Infectious Disease News, April 2015
Marjorie P. Pollack, MD; Donald Kaye, MD
As physicians who have actually seen patients with tetanus, diphtheria, smallpox and poliomyelitis, we are appalled at the effectiveness of the anti-vaccination movement in the United States. The issue today is the resurgence of measles, but tomorrow it may be any one of the other vaccine-preventable diseases.

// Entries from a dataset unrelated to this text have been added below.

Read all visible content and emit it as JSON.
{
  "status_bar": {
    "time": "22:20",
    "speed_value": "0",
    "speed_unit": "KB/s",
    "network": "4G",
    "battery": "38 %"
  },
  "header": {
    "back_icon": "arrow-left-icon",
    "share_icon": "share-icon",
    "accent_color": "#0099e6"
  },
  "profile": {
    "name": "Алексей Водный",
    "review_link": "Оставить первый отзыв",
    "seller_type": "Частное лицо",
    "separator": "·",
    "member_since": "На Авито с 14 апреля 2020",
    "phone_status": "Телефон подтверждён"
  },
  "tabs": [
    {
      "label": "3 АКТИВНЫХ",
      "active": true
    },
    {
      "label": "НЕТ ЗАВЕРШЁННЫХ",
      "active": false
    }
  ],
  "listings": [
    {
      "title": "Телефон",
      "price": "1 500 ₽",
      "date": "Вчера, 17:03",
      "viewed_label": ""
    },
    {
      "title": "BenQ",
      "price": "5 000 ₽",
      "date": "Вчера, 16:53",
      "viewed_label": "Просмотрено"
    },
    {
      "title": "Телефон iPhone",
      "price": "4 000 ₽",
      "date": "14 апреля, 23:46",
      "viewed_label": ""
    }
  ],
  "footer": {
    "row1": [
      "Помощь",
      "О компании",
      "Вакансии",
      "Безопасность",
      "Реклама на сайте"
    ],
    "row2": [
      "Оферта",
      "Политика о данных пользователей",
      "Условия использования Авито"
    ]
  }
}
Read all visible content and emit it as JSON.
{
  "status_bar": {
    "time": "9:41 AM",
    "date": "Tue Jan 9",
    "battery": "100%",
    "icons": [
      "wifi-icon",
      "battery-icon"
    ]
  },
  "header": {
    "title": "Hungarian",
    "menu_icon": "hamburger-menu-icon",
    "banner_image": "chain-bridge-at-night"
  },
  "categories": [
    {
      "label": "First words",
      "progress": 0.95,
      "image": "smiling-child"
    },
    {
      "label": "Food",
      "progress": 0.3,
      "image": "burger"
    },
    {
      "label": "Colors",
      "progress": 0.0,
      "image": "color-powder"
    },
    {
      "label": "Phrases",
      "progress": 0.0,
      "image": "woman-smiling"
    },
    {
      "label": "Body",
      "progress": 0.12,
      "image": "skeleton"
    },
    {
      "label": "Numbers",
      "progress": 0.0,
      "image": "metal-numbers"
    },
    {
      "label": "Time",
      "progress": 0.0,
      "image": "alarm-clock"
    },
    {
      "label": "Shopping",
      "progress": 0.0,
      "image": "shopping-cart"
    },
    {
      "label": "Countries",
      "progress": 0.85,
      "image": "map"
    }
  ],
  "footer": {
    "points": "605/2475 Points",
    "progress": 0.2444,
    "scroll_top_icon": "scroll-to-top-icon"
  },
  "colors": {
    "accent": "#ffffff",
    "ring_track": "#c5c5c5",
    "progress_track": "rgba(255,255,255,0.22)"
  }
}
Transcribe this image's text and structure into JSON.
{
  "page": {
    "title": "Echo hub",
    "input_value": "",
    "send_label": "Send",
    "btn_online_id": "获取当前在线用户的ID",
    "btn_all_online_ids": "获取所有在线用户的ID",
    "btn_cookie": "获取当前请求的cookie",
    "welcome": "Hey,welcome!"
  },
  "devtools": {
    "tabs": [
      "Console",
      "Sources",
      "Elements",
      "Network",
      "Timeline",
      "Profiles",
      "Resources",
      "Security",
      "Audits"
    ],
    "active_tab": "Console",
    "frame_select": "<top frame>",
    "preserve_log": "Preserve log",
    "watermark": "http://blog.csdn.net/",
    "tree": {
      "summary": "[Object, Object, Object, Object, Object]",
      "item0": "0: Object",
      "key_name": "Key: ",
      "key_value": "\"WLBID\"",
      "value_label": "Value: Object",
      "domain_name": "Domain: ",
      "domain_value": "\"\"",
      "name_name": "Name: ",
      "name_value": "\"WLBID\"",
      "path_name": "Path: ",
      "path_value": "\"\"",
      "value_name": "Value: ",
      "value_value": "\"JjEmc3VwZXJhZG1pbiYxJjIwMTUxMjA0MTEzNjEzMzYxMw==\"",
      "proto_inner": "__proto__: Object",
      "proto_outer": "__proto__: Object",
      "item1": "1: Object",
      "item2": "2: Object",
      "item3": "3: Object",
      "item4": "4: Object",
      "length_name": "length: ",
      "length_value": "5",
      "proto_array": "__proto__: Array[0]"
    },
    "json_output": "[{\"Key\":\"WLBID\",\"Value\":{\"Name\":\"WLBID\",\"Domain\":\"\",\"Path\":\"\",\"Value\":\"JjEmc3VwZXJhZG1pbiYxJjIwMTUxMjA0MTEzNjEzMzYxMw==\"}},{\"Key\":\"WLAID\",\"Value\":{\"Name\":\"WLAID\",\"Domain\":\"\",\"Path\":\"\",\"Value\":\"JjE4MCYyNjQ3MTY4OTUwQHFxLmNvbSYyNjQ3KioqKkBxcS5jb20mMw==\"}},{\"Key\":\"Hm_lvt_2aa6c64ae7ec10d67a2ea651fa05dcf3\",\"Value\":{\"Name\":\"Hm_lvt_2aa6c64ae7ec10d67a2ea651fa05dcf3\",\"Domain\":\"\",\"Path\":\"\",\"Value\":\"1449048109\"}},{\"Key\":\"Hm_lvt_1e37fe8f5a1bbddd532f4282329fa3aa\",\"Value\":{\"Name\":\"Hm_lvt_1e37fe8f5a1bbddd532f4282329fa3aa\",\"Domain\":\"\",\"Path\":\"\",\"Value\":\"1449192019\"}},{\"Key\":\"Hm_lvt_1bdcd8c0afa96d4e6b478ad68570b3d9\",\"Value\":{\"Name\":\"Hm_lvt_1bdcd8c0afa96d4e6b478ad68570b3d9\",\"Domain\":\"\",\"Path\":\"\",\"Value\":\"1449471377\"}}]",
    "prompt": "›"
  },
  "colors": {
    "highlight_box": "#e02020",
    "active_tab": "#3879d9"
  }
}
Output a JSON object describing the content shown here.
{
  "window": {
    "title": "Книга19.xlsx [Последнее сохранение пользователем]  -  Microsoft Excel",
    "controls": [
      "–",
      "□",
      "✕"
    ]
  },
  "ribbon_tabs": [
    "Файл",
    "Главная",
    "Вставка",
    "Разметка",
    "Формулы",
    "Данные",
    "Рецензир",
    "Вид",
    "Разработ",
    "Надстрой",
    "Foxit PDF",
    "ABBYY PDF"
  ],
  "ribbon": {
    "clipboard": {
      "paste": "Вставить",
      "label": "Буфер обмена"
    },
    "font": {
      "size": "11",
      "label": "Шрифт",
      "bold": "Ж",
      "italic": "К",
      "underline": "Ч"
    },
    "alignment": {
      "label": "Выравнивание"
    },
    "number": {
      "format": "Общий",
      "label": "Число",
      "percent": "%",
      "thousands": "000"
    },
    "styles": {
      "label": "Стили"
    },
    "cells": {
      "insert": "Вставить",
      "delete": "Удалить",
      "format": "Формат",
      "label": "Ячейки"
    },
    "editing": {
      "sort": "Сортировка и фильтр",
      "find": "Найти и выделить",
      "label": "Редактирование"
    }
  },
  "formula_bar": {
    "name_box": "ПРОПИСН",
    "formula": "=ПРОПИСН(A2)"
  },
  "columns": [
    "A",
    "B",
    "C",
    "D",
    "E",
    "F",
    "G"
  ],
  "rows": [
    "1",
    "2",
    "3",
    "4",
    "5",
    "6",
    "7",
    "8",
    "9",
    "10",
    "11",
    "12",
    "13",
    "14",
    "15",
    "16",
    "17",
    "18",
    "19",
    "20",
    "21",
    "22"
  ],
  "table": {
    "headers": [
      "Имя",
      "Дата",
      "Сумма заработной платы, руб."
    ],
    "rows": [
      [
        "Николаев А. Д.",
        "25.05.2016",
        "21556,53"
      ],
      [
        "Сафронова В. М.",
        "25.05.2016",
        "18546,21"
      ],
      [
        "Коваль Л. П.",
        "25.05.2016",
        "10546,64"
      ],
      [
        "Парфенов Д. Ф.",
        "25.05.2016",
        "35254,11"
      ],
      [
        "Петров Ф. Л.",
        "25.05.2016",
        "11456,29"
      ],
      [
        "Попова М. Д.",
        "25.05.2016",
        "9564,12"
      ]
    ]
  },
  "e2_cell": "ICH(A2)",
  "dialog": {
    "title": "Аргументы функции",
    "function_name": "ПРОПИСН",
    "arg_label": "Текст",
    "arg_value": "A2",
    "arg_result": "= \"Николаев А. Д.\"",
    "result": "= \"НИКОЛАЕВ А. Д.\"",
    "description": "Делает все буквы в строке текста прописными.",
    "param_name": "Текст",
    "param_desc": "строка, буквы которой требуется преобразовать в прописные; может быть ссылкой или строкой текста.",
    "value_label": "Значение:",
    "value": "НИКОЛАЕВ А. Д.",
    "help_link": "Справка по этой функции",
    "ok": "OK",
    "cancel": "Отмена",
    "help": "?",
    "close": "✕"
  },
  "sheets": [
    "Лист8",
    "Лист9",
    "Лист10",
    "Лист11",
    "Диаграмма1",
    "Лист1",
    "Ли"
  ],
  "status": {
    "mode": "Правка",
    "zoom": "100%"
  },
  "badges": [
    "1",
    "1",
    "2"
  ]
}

To focus on the current epidemic of measles, a disease that was essentially eliminated in the U.S. in the last century, the size of the current epidemic in the U.S. is undoubtedly in large part due to the anti-vaccination groups. As of Feb. 11, 49 (45%) of the 110 cases of measles in California were unvaccinated, and an additional five (5%) had a history of a single dose of measles-containing vaccine.